12Mechanisms for SOM Stabilization Protection within soil aggregatesOrgano-mineral interaction (bound organic matter to mineral surfaces)Recalcitrance (intrinsic chemical resistance to decay)(Sollins et al. 1996, Geoderma)
13Protection Root Microaggregates Plant and fungal debris Silt sized microaggregateClay microstructureParticulate OMwith hyphaeHyphaeMacroaggregate>250µmPore spaceInteraggregate binding agents(from Jastrow and Miller 1998)Soil Processes and the Carbon Cycle, CRC Press.
14Organo-mineral interaction Organic MatterExchangeableHydrophilicfunctional groupsHydrophobicstructuresDirect bond with surface metal cationElectrostatic Interactionwith soluble ionsHydroxylated mineral surface(Kleber et al. 2007, Biogeochemistry)
15Organo-mineral interaction (cont.) Hydrophobic CompoundsOCH3OHCH3OCOCH3OCH3OHHC=CHCO2HC/N meanslots of C,little NPhenolic groups = ligninOHCWaxy, long chain fatty acids = cutin and suberinPolar side chains for solubility, but will bind to minerals, other organic matter, each other preferentiallyVery important role in ORGANO-MINERAL interactions
16Recalcitrance Mean Residence Time (y) CellulosePolyphenolsComplex proteinsLipidsLigninCuticular waxesBlack carbonHemicelluloseStarchesSimple sugarsPhospholipidsPeptides and AAsAutofluorescence microsopy of pine wood0.0010.010.1110100100010000Mean Residence Time (y)Free compounds
17Recalcitrance (cont.) Stabilized in Soil Mean Residence Time (y) LMW acidsCellulosePolyphenolsComplex proteinsLipidsLigninCuticular waxesBlack carbonHemicelluloseStarchesSimple sugarsPhospholipidsPeptides and AAsFree compoundsSTABILIZED inthe soil matrix0.0010.010.1110100100010000Mean Residence Time (y)
18Pools of SOM Small % of residue is retained Plant residuesStructural Chigh lignin, low N2-4 yearsC/N=Metabolic Clow lignin, high NyearC/N=10-25Small % of residue is retainedOffset by slow decompositionOften in equilibrium in mature ecosystemsDisturbance can cause drastic changeCO2CO2Active SOM1-2 yearsC/N = 15-30CO2Slow SOMyearsC/N = 10-25CO2Passive SOMyearsC/N = 7-10CO2

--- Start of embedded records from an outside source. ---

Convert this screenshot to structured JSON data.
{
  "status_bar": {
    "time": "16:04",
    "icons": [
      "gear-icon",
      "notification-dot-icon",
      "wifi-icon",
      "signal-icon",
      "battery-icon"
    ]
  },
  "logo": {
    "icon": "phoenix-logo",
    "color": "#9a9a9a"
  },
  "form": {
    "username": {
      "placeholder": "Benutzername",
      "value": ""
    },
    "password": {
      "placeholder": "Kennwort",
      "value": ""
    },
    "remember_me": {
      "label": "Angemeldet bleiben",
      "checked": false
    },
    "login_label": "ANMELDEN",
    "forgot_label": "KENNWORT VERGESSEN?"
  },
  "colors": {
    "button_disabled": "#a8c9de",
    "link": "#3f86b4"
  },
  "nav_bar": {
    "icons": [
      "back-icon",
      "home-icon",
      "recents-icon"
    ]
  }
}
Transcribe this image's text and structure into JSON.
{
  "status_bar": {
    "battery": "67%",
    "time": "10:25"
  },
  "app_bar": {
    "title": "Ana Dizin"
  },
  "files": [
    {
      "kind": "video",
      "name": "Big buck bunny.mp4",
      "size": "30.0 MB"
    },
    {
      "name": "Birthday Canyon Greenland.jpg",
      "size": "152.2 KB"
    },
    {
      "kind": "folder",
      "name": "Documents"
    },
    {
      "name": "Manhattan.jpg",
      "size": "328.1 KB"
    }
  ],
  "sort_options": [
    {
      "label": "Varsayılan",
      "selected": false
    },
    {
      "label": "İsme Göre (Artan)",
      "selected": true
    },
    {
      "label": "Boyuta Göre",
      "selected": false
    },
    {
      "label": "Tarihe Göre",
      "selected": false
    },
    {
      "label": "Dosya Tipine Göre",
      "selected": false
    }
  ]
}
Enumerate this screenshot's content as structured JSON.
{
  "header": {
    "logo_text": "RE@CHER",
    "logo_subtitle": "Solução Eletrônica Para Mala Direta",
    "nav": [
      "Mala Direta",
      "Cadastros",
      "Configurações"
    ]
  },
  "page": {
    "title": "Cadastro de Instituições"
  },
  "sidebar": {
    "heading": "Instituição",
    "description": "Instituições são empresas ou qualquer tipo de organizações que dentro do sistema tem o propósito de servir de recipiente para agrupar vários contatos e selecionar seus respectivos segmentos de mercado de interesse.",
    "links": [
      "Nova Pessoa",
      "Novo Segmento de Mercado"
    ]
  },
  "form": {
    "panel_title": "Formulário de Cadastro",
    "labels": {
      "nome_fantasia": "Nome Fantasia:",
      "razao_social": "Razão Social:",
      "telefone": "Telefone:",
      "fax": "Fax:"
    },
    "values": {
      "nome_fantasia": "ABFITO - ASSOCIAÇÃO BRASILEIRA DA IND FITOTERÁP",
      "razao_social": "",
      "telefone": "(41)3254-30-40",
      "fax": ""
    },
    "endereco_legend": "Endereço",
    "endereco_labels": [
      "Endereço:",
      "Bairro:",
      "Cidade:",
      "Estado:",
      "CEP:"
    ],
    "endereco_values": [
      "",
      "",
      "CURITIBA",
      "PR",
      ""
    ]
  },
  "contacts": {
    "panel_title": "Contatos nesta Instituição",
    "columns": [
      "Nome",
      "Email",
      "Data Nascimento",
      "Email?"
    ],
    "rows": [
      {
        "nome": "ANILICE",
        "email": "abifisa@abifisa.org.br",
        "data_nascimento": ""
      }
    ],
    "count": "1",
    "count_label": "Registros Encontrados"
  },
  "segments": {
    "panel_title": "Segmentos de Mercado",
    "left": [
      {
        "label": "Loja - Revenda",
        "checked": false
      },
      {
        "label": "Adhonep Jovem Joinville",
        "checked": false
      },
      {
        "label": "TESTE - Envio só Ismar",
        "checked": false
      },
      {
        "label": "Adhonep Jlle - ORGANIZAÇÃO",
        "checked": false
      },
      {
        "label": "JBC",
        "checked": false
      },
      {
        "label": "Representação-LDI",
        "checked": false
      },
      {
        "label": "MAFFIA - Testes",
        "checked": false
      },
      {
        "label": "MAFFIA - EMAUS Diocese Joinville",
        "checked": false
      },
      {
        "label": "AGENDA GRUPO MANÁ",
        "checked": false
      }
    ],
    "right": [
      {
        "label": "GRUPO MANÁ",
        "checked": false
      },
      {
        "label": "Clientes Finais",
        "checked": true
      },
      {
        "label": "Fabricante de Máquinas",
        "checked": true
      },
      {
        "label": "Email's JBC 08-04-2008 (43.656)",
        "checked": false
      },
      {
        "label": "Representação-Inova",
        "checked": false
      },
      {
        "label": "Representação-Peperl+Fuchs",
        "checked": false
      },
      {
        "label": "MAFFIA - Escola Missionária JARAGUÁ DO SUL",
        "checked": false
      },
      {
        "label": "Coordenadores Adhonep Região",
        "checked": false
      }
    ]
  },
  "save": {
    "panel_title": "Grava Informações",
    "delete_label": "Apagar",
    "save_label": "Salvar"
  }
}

20SOM Active PoolActive Pool % of SOM – labile materials with half-lives of only a few days to a few years.Provides most of the accessible food for soil organisms and most of the readily mineralizable nitrogen.Beneficial effects on structural stability that lead to enhanced infiltration of water, erosion resistance, ease of tillage.
21SOM Passive PoolPassive Pool – % of SOM – materials remaining in soil for hundreds or thousands of years.Material physically protected in clay-humus complexesResponsible for cation exchange and water-holding capacities contributed to soil by organic matterComposed of humic substances
22SOM Slow Pool Slow Pool – Between Active and Passive pools Particulate matter high in lignin and other slowly decomposable and chemically resistant components. (Half-lives in decades)Source of mineralizable N, P, and SImportant source of mineralized nitrogen and provides food source for k-strategist microbes.